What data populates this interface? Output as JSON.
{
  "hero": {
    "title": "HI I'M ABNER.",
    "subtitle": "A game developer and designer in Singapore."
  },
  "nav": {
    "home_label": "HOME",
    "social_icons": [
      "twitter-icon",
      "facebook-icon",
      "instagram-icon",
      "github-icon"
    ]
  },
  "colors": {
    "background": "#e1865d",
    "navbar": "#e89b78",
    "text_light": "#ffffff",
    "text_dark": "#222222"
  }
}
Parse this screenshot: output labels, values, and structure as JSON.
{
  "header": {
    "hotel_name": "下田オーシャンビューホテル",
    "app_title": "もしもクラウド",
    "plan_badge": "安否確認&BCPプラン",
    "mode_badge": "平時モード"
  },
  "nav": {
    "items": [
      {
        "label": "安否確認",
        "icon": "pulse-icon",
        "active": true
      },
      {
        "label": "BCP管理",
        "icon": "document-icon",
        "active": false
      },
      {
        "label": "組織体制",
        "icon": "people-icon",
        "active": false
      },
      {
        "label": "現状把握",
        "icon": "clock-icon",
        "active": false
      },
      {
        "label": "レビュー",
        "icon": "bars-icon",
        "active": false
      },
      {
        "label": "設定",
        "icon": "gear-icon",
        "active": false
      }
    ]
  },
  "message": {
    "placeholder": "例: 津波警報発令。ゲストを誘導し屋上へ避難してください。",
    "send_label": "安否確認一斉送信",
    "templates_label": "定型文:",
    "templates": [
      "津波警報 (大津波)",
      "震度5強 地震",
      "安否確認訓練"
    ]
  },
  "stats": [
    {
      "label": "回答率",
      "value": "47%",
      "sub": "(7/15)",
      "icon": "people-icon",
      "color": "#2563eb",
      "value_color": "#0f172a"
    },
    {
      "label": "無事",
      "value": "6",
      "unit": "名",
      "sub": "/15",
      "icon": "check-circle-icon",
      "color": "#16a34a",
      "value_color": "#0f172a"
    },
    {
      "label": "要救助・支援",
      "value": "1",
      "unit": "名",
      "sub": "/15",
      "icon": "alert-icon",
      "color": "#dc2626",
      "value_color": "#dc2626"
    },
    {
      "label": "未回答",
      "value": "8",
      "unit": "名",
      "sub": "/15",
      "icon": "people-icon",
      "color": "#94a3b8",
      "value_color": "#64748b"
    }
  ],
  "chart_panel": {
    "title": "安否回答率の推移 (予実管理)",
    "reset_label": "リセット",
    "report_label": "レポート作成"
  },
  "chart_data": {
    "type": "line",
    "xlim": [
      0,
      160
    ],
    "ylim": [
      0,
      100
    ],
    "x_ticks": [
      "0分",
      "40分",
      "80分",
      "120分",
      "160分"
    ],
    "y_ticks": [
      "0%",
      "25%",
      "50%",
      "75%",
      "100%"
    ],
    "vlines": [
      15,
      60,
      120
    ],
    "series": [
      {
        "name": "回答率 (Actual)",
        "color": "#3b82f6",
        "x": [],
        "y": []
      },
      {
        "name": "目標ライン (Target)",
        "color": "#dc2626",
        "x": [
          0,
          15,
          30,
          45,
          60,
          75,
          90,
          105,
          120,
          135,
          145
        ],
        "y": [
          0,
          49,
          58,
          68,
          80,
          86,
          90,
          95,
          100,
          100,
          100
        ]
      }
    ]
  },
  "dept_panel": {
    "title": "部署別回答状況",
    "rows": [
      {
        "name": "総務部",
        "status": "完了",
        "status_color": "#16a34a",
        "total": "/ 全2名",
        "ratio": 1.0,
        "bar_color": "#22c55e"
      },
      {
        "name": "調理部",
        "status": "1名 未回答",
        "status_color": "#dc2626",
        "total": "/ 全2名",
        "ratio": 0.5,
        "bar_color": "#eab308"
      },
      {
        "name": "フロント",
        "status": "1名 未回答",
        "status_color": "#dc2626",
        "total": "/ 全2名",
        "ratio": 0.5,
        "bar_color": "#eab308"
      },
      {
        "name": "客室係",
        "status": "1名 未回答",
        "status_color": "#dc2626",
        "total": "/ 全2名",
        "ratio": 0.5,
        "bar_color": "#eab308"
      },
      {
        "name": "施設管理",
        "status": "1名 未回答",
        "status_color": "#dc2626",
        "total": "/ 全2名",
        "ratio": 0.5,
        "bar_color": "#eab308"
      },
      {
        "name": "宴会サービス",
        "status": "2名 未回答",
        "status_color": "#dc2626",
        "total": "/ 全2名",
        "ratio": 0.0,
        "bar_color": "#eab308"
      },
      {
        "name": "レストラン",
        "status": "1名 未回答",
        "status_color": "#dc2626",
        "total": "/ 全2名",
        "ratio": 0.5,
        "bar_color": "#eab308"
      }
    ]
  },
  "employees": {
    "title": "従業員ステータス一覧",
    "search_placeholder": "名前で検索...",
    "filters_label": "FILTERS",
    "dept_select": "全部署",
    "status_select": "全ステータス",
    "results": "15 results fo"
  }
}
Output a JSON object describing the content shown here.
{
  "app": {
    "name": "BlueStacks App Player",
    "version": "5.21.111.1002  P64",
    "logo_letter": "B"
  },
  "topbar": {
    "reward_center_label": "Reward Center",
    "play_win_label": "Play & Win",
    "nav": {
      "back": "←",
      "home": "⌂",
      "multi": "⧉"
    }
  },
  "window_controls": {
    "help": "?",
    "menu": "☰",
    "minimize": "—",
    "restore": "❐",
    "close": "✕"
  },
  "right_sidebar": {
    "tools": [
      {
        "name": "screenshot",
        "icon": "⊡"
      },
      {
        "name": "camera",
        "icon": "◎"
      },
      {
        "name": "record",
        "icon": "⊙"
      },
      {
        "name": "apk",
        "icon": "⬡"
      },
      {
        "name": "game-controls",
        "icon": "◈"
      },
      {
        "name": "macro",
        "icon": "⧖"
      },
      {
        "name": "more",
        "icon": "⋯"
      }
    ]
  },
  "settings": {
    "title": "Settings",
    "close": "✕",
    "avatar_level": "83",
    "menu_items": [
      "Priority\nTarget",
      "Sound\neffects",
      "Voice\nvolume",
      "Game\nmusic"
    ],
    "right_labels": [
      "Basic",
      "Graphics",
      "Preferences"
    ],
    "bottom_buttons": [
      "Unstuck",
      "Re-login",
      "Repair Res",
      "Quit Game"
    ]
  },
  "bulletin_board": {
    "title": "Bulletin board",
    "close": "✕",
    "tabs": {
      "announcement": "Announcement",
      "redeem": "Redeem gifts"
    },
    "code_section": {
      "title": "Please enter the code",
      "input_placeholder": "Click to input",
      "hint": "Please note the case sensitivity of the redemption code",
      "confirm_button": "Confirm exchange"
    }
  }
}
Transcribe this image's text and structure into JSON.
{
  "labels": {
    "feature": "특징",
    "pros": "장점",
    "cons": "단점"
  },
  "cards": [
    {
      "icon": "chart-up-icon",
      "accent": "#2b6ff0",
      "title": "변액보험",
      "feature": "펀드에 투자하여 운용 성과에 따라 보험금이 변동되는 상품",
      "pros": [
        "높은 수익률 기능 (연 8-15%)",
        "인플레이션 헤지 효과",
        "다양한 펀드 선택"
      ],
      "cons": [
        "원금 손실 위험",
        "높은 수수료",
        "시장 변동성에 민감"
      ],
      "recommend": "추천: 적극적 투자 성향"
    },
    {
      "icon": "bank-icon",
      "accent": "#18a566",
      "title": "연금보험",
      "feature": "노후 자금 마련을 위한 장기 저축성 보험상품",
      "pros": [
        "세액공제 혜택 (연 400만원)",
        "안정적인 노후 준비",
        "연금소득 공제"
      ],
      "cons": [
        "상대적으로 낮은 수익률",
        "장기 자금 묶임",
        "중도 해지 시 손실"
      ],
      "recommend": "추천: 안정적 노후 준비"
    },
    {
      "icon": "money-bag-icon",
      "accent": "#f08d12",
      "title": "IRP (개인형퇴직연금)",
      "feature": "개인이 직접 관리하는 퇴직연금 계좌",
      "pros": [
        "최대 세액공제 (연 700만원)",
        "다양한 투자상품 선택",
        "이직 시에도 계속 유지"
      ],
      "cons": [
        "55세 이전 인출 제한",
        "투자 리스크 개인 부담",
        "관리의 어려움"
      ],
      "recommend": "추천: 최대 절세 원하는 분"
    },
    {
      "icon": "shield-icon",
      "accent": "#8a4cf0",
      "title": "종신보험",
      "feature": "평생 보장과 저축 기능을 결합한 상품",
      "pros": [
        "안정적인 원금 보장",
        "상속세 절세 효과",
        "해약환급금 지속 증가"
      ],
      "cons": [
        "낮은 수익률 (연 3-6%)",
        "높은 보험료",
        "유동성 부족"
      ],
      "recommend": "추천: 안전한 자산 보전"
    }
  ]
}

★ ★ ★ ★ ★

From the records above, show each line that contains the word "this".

What data populates this interface? Output as JSON.
Parse this screenshot: output labels, values, and structure as JSON.
Transcribe this image's text and structure into JSON.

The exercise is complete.